To get into the specifics, the XS 3.0 is rather boringly clad in a black rubber enclosure and claims an almost silent operation as it is designed with a fanless cooling system. With looks that resemble pretty much a leather bound book, it weighs in at around 1.9 pounds. It is backward compatible with all USB 2.0 systems and sports AES 256 bit encryption standard. The pricing is quite reasonable too, with the 1TB drive priced at 119 Euro (about $175 US). Expect the numero uno to hit the market by mid November in 1TB, 1.5TB and 2TB sizes.
Call me old-fashioned, but there was something about those old school Polaroid cameras that really made me smile. The anticipation of waiting for the photo to develop coupled with the various methods people had to make the picture develop were priceless. Were you a picture waver, a blower, a combination of the two or did you have your own method? With the advent of digital cameras, we no longer have that kind of "stop and smell the roses" type of fun, or do we?
The folks over at Polaroid have found a way to bring that trademark Polaroid fun into the digital era. Their latest camera, the Polaroid PoGo Instant Digital Camera, lets users print their photos on the spot. The Pogo combines a digital camera with a digital printer, the first camera to do so. The camera is a five megapixel point and shoot model with 4X digital zoom. The camera comes with a 3-inch LCD screen to preview your images as well as crop and edit as necessary.
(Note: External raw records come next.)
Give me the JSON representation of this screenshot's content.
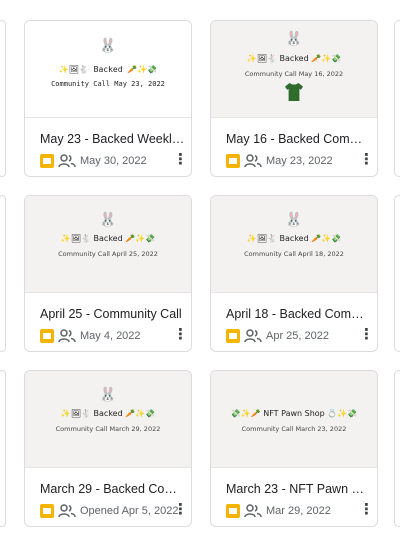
{
  "cards": [
    {
      "title": "May 23 - Backed Weekly ...",
      "date": "May 30, 2022",
      "thumb": {
        "line": "✨🖼🐇 Backed 🥕✨💸",
        "sub": "Community Call May 23, 2022"
      }
    },
    {
      "title": "May 16 - Backed Commu...",
      "date": "May 23, 2022",
      "thumb": {
        "line": "✨🖼🐇 Backed 🥕✨💸",
        "sub": "Community Call May 16, 2022"
      }
    },
    {
      "title": "April 25 - Community Call",
      "date": "May 4, 2022",
      "thumb": {
        "line": "✨🖼🐇 Backed 🥕✨💸",
        "sub": "Community Call April 25, 2022"
      }
    },
    {
      "title": "April 18 - Backed Commu...",
      "date": "Apr 25, 2022",
      "thumb": {
        "line": "✨🖼🐇 Backed 🥕✨💸",
        "sub": "Community Call April 18, 2022"
      }
    },
    {
      "title": "March 29 - Backed Com...",
      "date": "Opened Apr 5, 2022",
      "thumb": {
        "line": "✨🖼🐇 Backed 🥕✨💸",
        "sub": "Community Call March 29, 2022"
      }
    },
    {
      "title": "March 23 - NFT Pawn Sh...",
      "date": "Mar 29, 2022",
      "thumb": {
        "line": "💸✨🥕 NFT Pawn Shop 💍✨💸",
        "sub": "Community Call March 23, 2022"
      }
    }
  ],
  "icons": {
    "file_type": "slides-icon",
    "shared": "shared-people-icon",
    "more": "more-vert-icon",
    "bunny": "bunny-icon"
  },
  "colors": {
    "slides": "#f4b400",
    "border": "#dadce0"
  }
}
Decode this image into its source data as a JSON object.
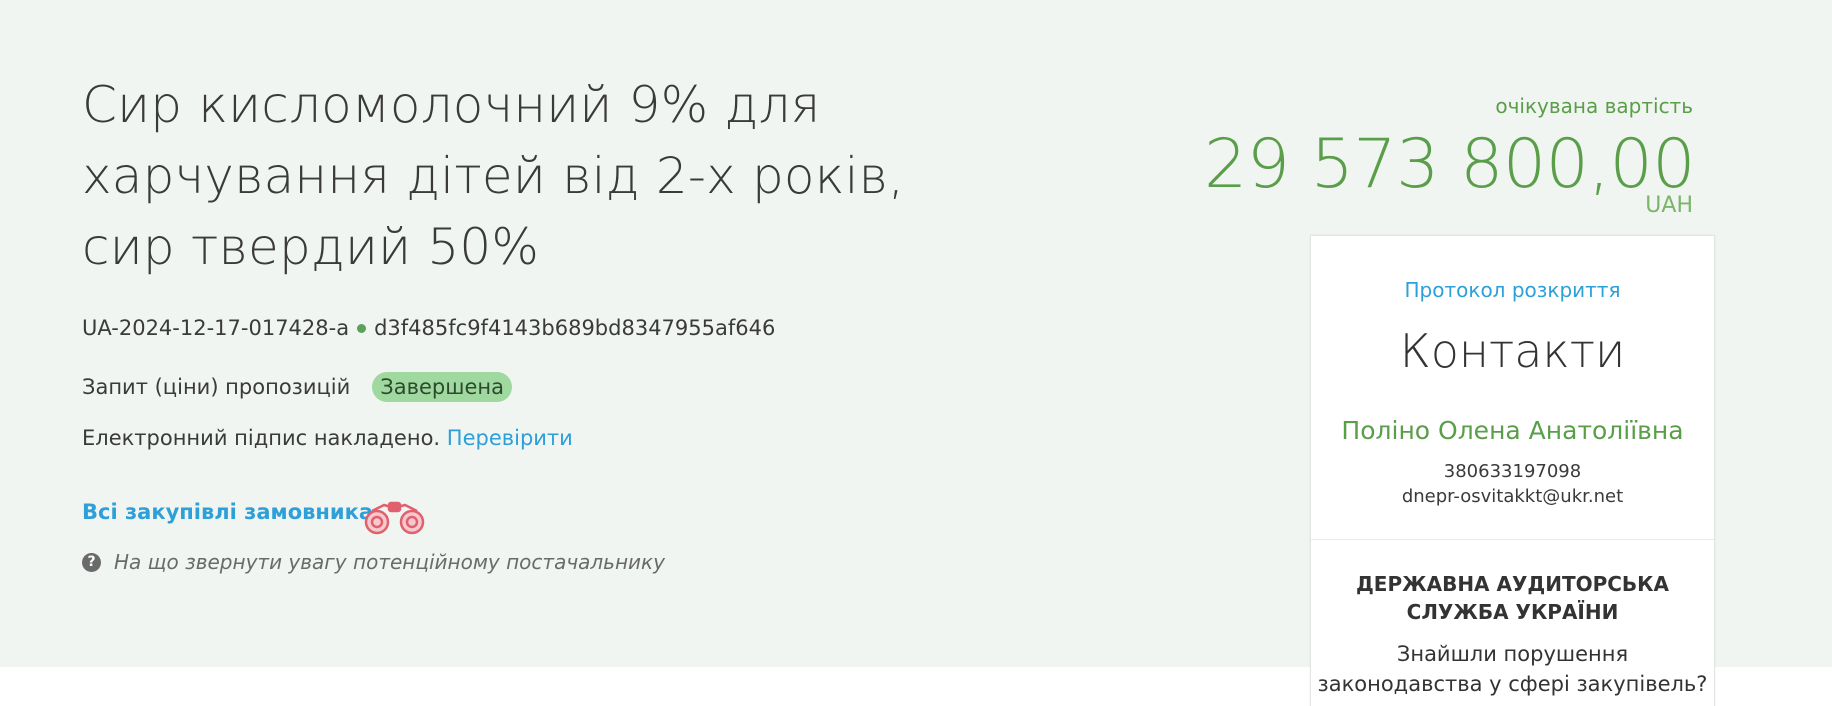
{
  "tender": {
    "title": "Сир кисломолочний 9% для харчування дітей від 2-х років, сир твердий 50%",
    "id": "UA-2024-12-17-017428-a",
    "hash": "d3f485fc9f4143b689bd8347955af646",
    "procedure_type": "Запит (ціни) пропозицій",
    "status": "Завершена",
    "signature_text": "Електронний підпис накладено.",
    "signature_check_link": "Перевірити",
    "all_purchases_link": "Всі закупівлі замовника",
    "hint_text": "На що звернути увагу потенційному постачальнику"
  },
  "price": {
    "label": "очікувана вартість",
    "amount": "29 573 800,00",
    "currency": "UAH"
  },
  "contacts_panel": {
    "protocol_link": "Протокол розкриття",
    "heading": "Контакти",
    "person_name": "Поліно Олена Анатоліївна",
    "phone": "380633197098",
    "email": "dnepr-osvitakkt@ukr.net",
    "audit_line1": "ДЕРЖАВНА АУДИТОРСЬКА",
    "audit_line2": "СЛУЖБА УКРАЇНИ",
    "question_line1": "Знайшли порушення",
    "question_line2": "законодавства у сфері закупівель?"
  },
  "icons": {
    "binoculars": "binoculars-icon",
    "help": "question-circle-icon"
  },
  "colors": {
    "hero_bg": "#f1f5f1",
    "accent_green": "#5a9e4a",
    "link_blue": "#2d9fd9",
    "status_badge": "#9fd99f",
    "binoculars": "#e0606e"
  }
}
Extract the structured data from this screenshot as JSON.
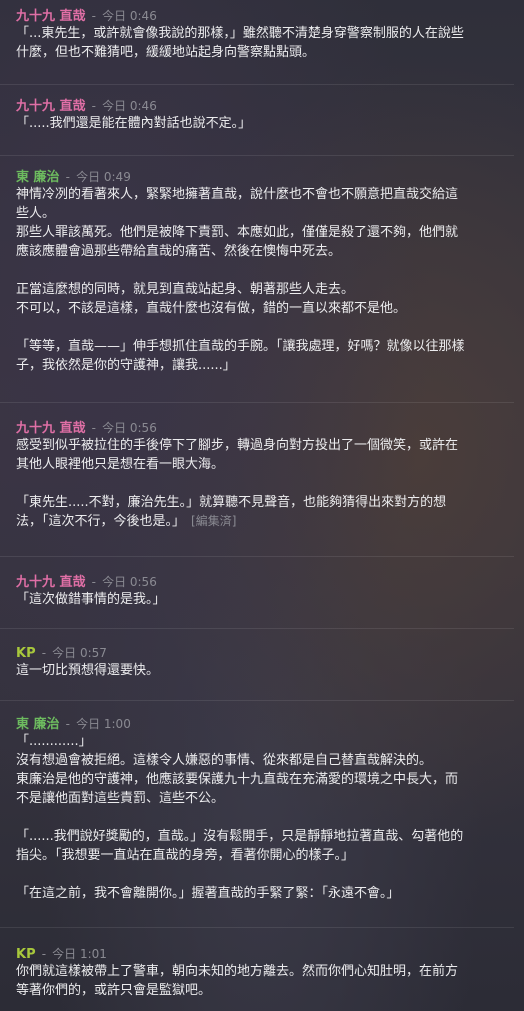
{
  "colors": {
    "author_jiu": "#e06fa6",
    "author_dong": "#6dbb5f",
    "author_kp": "#a8c83c",
    "text": "#ececee",
    "muted": "#8a8a92"
  },
  "messages": [
    {
      "author": "九十九 直哉",
      "sep": "-",
      "time": "今日 0:46",
      "lines": [
        "「...東先生，或許就會像我說的那樣，」雖然聽不清楚身穿警察制服的人在說些",
        "什麼，但也不難猜吧，緩緩地站起身向警察點點頭。"
      ]
    },
    {
      "author": "九十九 直哉",
      "sep": "-",
      "time": "今日 0:46",
      "lines": [
        "「.....我們還是能在體內對話也說不定。」"
      ]
    },
    {
      "author": "東 廉治",
      "sep": "-",
      "time": "今日 0:49",
      "lines": [
        "神情冷冽的看著來人，緊緊地擁著直哉，說什麼也不會也不願意把直哉交給這",
        "些人。",
        "那些人罪該萬死。他們是被降下責罰、本應如此，僅僅是殺了還不夠，他們就",
        "應該應體會過那些帶給直哉的痛苦、然後在懊悔中死去。",
        "",
        "正當這麼想的同時，就見到直哉站起身、朝著那些人走去。",
        "不可以，不該是這樣，直哉什麼也沒有做，錯的一直以來都不是他。",
        "",
        "「等等，直哉——」伸手想抓住直哉的手腕。「讓我處理，好嗎？就像以往那樣",
        "子，我依然是你的守護神，讓我......」"
      ]
    },
    {
      "author": "九十九 直哉",
      "sep": "-",
      "time": "今日 0:56",
      "lines": [
        "感受到似乎被拉住的手後停下了腳步，轉過身向對方投出了一個微笑，或許在",
        "其他人眼裡他只是想在看一眼大海。",
        "",
        "「東先生.....不對，廉治先生。」就算聽不見聲音，也能夠猜得出來對方的想",
        "法，「這次不行，今後也是。」"
      ],
      "edited": "[編集済]"
    },
    {
      "author": "九十九 直哉",
      "sep": "-",
      "time": "今日 0:56",
      "lines": [
        "「這次做錯事情的是我。」"
      ]
    },
    {
      "author": "KP",
      "sep": "-",
      "time": "今日 0:57",
      "lines": [
        "這一切比預想得還要快。"
      ]
    },
    {
      "author": "東 廉治",
      "sep": "-",
      "time": "今日 1:00",
      "lines": [
        "「............」",
        "沒有想過會被拒絕。這樣令人嫌惡的事情、從來都是自己替直哉解決的。",
        "東廉治是他的守護神，他應該要保護九十九直哉在充滿愛的環境之中長大，而",
        "不是讓他面對這些責罰、這些不公。",
        "",
        "「......我們說好獎勵的，直哉。」沒有鬆開手，只是靜靜地拉著直哉、勾著他的",
        "指尖。「我想要一直站在直哉的身旁，看著你開心的樣子。」",
        "",
        "「在這之前，我不會離開你。」握著直哉的手緊了緊：「永遠不會。」"
      ]
    },
    {
      "author": "KP",
      "sep": "-",
      "time": "今日 1:01",
      "lines": [
        "你們就這樣被帶上了警車，朝向未知的地方離去。然而你們心知肚明，在前方",
        "等著你們的，或許只會是監獄吧。"
      ]
    }
  ]
}
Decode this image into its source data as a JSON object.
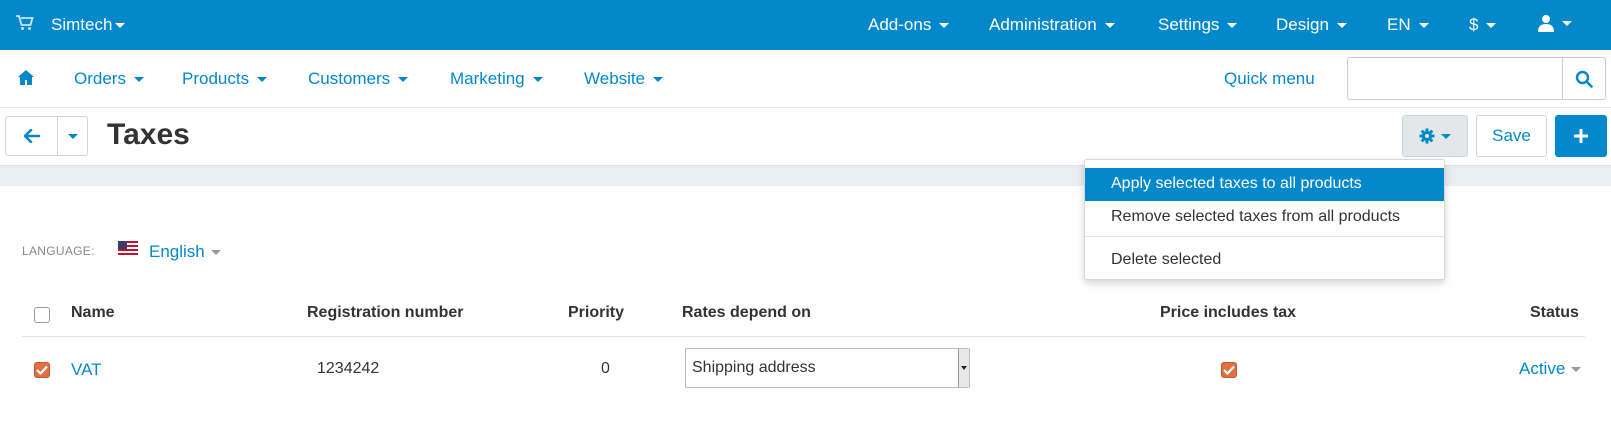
{
  "topbar": {
    "store_name": "Simtech",
    "menus": [
      "Add-ons",
      "Administration",
      "Settings",
      "Design",
      "EN",
      "$"
    ]
  },
  "subnav": {
    "items": [
      "Orders",
      "Products",
      "Customers",
      "Marketing",
      "Website"
    ],
    "quick_menu": "Quick menu",
    "search_placeholder": ""
  },
  "page": {
    "title": "Taxes",
    "save_label": "Save"
  },
  "actions_menu": {
    "items": [
      "Apply selected taxes to all products",
      "Remove selected taxes from all products",
      "Delete selected"
    ]
  },
  "language": {
    "label": "LANGUAGE:",
    "value": "English"
  },
  "table": {
    "headers": [
      "Name",
      "Registration number",
      "Priority",
      "Rates depend on",
      "Price includes tax",
      "Status"
    ],
    "rows": [
      {
        "name": "VAT",
        "registration_number": "1234242",
        "priority": "0",
        "rates_depend_on": "Shipping address",
        "price_includes_tax": true,
        "status": "Active",
        "selected": true
      }
    ]
  },
  "colors": {
    "brand": "#0388cc",
    "checkbox": "#e07040"
  }
}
Though popular "green" advice admonishes that you think of the tree you are helping to axe down whenever you waste paper, it is difficult to generate the required amount of guilt every time you feed a smooth, white sheet of paper into the shredder. Not to mention that the arboreal origins of that paper is perhaps the last thing that would cross your mind.
The Kakuzai memo block can be of great help under such circumstances as it is designed to make the tree-paper connection more perceptible, literally. The memo block resembles an actual block of wood, while each of the 1200 post-it notes that it dispenses looks like a section cut off from an actual tree. Writing on a sheet of paper that looks like grains of wood can be a bit unnerving, but well, the point is to be frugal with paper now, isn't it?
The Kakuzai memo block is priced at $29 for a block of 1200 notes.
Why do personal technologies that take off in Asia fail in the US? One reason may be commuting differences.
People in both locales have long commutes. But Asians tend to do their commuting via public transport. That's conducive to silent button-pushing and steady focus on learning the complexities of, say, a new mobile phone.
In the US, folks stick doggedly to car commutes. In a car, steady yakking may be OK. But visual distractions and concentration on something other than traffic is dangerous. Hence all the recent alarm over texting while driving.
Which means, according to Bill Moggridge, founder of the design consulting firm IDEO, that even the spiffiest new technology may not translate.
Thanks to Erica Naone, blogging at EmTech09.
Oh, boy, here's a treasure. TechPosters offers hundreds of printable cheat sheets for nearly any piece of software, and some hardware too.
Lots of this stuff is nerd nirvana, but there's plenty for lesser mortals too: everyday programs from Microsoft, Apple, Adobe, Dreamweaver, Photoshop, you name it. Also an incredibly deep trove of all things Google. You can even brush up on elderly classics like ASCII.
Look in the right-hand column for links to all this and more.
TechPosters says it's technical posters and cheats for IT guys. But apparently any visitor is automatically one of the guys.